§ **EXERCISE REQUIREMENTS**
Could you write the entries out again, exactly as they appear?

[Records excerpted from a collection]
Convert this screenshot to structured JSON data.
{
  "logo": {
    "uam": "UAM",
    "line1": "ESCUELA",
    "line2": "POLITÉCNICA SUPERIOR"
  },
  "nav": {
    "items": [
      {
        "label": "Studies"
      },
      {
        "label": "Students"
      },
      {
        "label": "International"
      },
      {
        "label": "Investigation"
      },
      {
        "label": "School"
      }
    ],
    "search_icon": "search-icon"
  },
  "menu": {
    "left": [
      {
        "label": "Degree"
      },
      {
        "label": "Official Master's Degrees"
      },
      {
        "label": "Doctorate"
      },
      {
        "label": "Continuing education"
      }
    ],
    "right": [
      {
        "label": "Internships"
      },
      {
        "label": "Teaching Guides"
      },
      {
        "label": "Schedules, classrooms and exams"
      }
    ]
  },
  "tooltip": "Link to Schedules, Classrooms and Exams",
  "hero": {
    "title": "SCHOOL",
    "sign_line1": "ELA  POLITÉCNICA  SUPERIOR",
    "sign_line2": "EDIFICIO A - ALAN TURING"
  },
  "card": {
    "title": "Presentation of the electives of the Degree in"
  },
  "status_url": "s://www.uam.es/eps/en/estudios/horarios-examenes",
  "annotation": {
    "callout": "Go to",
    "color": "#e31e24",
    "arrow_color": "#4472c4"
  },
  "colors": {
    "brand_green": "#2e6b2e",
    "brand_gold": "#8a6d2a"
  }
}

§ **RESULT FOR THIS EXERCISE**
Convert this screenshot to structured JSON data.
{
  "logo": {
    "uam": "UAM",
    "line1": "ESCUELA",
    "line2": "POLITÉCNICA SUPERIOR"
  },
  "nav": {
    "items": [
      {
        "label": "Studies"
      },
      {
        "label": "Students"
      },
      {
        "label": "International"
      },
      {
        "label": "Investigation"
      },
      {
        "label": "School"
      }
    ],
    "search_icon": "search-icon"
  },
  "menu": {
    "left": [
      {
        "label": "Degree"
      },
      {
        "label": "Official Master's Degrees"
      },
      {
        "label": "Doctorate"
      },
      {
        "label": "Continuing education"
      }
    ],
    "right": [
      {
        "label": "Internships"
      },
      {
        "label": "Teaching Guides"
      },
      {
        "label": "Schedules, classrooms and exams"
      }
    ]
  },
  "tooltip": "Link to Schedules, Classrooms and Exams",
  "hero": {
    "title": "SCHOOL",
    "sign_line1": "ELA  POLITÉCNICA  SUPERIOR",
    "sign_line2": "EDIFICIO A - ALAN TURING"
  },
  "card": {
    "title": "Presentation of the electives of the Degree in"
  },
  "status_url": "s://www.uam.es/eps/en/estudios/horarios-examenes",
  "annotation": {
    "callout": "Go to",
    "color": "#e31e24",
    "arrow_color": "#4472c4"
  },
  "colors": {
    "brand_green": "#2e6b2e",
    "brand_gold": "#8a6d2a"
  }
}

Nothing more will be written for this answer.